Fishing the rocks at night is not something you do without significant risk and without planning. Always have an escape path from your chosen platform, be very conscious of the stage of the tide, wear a lifejacket, have a waterproof torch tied to you somewhere, and never fish alone.
The beauty of the Mid Coast area is that any rocky headland will have populations of resident and transient fish, enough to satisfy any rock angler. The key to success is to be mobile. If one spot isn’t fishing well, you can pack up, and with a short drive you’ll have another spot that may fire.
Berley isn’t always essential, especially over the shallow reef areas. A trickle of mashed and soaked bread will attract the desired species like bream and pigs, but it also attracts the butterfish and toads that can frustrate anglers and destroy baits. Before deploying berley, have a few casts to gutters in the rocks where channels are formed between rocky outcrops.
I hope this information sees you taking advantage of this beautiful time of year, and making the most of the great beach and rock fishing this part of the world is famous for.
- Cooked prawns
- Live beach worms
- Whole fish
- Fish fillets
- Ganged pilchards
- Ganged Garfish
- Ganged whole squid
- Cordell pencil popper
- Gulp 7” Jerkshad on 1oz jighead
- 50 to 65g metal slugs
- Mustad 542 1/0 and 2/0 Owner SSW 5111 for groper and pigs.
- Owner 1/0 SSW 5111 for bream, and 3 ganged 3/0 Mustad 4202 for tailor and salmon.
A rising tide is always the best option. Whether it is a pre-dusk fish for mulloway on the beach or a midday pig fish, the rising tide provides a greater water depth and access for the fish to the intertidal zone. New and full moon periods will provide the greatest variation in depths, especially from the rocks.

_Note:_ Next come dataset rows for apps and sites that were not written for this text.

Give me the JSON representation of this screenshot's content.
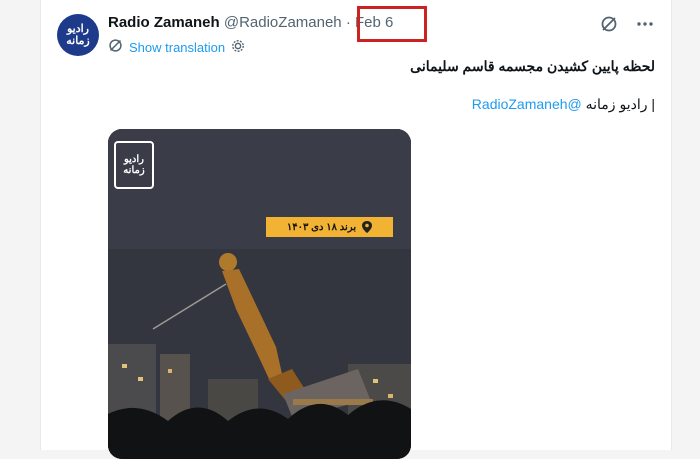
{
  "account": {
    "avatar_line1": "رادیو",
    "avatar_line2": "زمانه",
    "name": "Radio Zamaneh",
    "handle": "@RadioZamaneh",
    "separator": " · ",
    "date": "Feb 6"
  },
  "translate": {
    "label": "Show translation"
  },
  "icons": {
    "grok": "grok-icon",
    "more": "more-icon",
    "translate": "translate-icon",
    "settings": "settings-icon",
    "location": "location-pin-icon"
  },
  "tweet": {
    "line1": "لحظه پایین کشیدن مجسمه قاسم سلیمانی",
    "line2_mention": "@RadioZamaneh",
    "line2_text": " | رادیو زمانه"
  },
  "media": {
    "watermark_line1": "رادیو",
    "watermark_line2": "زمانه",
    "location_tag": "برند ۱۸ دی ۱۴۰۳"
  },
  "colors": {
    "accent": "#1d9bf0",
    "highlight_box": "#cc2222",
    "tag_bg": "#f2b233"
  }
}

Wherever possible, fish with a friend and wear an automatic inflating PFD or PFD with head support. Manual devices are ok if you enter the water in a conscious state, but are useless if you strike your head when entering the water. The aeration of water around the wash areas can significantly reduce buoyancy and even the strongest swimmers may be drowned in rough conditions.